WHAT THE TASK REQUIRES
Tally the lines in the records below that contain "this" and return only the result.

[THE DATA Boundary: Start]

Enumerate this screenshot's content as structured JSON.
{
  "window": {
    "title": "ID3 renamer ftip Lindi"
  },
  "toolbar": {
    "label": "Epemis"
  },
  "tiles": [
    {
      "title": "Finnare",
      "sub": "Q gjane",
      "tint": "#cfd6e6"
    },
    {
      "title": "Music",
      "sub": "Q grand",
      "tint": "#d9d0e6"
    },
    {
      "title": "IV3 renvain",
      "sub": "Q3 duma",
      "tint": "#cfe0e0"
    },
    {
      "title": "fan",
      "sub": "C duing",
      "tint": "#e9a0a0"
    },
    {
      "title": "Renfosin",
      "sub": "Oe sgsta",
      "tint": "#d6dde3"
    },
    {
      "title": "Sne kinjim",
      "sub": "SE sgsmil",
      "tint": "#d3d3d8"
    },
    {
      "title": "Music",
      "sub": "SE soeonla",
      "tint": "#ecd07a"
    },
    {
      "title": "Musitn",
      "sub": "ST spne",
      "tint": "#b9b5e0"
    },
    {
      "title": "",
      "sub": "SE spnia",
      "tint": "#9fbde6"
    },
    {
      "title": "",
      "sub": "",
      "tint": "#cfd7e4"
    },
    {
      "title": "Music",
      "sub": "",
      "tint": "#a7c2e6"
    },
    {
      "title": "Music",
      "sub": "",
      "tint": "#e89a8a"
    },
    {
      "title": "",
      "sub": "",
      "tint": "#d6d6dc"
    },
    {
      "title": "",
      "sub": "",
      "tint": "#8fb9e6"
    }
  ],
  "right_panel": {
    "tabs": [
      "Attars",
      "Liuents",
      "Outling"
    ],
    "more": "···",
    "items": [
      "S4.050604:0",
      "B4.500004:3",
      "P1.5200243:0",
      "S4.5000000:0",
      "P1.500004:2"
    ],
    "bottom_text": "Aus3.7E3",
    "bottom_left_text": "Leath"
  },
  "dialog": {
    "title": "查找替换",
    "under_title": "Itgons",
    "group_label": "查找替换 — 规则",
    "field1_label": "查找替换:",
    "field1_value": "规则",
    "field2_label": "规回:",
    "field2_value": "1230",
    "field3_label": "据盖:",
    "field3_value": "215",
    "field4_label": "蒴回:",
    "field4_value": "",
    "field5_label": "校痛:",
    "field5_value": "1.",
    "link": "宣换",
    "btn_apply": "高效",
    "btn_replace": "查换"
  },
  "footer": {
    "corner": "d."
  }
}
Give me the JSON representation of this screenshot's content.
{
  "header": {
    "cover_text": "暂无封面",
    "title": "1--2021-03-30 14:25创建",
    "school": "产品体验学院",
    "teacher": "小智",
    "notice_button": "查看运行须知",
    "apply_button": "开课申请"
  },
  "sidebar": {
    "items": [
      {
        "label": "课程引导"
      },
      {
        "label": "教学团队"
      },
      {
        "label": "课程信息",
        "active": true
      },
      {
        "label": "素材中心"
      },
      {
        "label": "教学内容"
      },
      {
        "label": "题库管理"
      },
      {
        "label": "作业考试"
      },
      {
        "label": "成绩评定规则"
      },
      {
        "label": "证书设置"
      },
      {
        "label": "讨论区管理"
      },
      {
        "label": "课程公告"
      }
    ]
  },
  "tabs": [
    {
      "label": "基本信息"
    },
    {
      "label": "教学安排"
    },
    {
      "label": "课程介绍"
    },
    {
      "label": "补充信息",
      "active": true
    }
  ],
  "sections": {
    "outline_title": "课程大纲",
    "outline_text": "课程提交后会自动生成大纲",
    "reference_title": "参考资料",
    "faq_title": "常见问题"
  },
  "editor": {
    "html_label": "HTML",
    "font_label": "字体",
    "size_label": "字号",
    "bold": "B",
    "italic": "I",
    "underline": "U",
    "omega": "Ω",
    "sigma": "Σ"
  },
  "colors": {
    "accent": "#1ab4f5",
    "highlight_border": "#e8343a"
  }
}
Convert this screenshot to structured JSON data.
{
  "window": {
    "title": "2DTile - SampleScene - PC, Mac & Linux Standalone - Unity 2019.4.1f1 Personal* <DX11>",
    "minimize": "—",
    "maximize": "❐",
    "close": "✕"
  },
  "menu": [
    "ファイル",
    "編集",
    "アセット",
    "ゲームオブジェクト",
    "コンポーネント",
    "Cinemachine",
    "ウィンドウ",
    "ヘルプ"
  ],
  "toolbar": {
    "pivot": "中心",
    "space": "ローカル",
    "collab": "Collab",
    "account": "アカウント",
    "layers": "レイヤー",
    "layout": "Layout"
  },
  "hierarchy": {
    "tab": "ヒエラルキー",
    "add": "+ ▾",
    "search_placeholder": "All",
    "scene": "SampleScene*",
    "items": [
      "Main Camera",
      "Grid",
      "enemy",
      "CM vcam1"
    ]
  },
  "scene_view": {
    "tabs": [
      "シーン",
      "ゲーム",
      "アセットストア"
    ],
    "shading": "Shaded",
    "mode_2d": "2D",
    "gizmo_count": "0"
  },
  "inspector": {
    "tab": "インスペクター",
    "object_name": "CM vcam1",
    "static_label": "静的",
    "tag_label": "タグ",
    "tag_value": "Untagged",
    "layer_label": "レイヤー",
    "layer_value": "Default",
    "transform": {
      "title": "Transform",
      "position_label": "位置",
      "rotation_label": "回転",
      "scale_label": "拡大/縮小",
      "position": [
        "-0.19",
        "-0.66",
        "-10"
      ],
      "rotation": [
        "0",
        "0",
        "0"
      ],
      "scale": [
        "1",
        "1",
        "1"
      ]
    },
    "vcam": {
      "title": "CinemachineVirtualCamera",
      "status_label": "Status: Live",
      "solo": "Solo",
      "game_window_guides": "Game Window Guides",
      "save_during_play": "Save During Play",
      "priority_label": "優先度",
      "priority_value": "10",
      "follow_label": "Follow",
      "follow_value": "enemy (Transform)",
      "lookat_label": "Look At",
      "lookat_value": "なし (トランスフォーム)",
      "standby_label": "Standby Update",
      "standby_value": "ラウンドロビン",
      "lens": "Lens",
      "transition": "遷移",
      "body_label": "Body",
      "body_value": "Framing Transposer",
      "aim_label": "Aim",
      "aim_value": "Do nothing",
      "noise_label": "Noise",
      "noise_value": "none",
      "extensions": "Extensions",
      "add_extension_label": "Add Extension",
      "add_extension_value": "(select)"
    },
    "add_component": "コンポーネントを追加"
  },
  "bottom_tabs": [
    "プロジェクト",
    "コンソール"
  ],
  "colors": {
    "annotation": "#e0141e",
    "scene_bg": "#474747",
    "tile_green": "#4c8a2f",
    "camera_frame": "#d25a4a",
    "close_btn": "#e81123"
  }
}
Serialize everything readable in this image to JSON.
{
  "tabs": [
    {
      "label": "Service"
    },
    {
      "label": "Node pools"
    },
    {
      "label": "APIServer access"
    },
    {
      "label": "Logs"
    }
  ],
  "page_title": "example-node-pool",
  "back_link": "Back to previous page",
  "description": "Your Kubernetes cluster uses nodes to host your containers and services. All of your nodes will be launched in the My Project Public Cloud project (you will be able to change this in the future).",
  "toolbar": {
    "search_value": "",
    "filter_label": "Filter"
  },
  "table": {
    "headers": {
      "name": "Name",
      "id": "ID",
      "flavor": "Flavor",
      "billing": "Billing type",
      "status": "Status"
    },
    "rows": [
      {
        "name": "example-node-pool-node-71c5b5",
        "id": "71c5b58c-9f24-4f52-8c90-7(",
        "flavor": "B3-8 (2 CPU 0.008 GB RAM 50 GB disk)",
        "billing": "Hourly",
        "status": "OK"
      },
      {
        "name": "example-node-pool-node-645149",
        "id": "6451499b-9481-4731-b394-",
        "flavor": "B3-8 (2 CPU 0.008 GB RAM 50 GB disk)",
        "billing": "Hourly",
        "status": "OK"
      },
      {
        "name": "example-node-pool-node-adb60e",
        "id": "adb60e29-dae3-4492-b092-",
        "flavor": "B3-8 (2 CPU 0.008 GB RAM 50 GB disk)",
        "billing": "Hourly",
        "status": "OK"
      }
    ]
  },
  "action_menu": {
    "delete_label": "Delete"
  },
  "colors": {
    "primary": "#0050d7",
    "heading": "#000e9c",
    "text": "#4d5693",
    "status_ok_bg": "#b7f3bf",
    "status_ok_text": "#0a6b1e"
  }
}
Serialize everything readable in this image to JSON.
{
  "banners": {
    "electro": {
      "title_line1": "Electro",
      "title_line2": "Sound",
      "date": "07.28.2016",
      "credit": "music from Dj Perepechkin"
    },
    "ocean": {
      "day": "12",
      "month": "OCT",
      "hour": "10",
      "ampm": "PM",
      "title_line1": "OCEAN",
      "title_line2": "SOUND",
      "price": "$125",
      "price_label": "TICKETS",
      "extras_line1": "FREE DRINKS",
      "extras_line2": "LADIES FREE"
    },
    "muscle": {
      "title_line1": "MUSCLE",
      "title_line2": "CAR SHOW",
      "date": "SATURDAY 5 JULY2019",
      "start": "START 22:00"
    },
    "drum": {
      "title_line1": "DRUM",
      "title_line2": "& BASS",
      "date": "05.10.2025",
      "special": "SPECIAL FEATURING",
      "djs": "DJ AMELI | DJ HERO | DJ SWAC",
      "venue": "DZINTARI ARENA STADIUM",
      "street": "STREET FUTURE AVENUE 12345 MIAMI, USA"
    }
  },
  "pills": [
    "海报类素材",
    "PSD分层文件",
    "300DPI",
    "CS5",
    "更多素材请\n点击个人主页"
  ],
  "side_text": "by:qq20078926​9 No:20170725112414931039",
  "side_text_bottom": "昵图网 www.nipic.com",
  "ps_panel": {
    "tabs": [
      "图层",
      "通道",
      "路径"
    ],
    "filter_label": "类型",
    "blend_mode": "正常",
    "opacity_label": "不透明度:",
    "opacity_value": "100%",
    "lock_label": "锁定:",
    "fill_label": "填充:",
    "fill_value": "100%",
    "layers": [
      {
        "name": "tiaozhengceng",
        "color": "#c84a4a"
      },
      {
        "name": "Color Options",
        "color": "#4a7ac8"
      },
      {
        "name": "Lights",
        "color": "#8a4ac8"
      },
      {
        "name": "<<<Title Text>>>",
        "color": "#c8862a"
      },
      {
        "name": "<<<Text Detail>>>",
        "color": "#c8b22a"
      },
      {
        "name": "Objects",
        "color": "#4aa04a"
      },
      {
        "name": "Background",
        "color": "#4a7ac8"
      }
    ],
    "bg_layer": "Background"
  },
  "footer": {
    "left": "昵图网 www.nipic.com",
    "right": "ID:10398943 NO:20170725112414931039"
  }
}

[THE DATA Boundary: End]

SOLUTION TO THE EXERCISE
6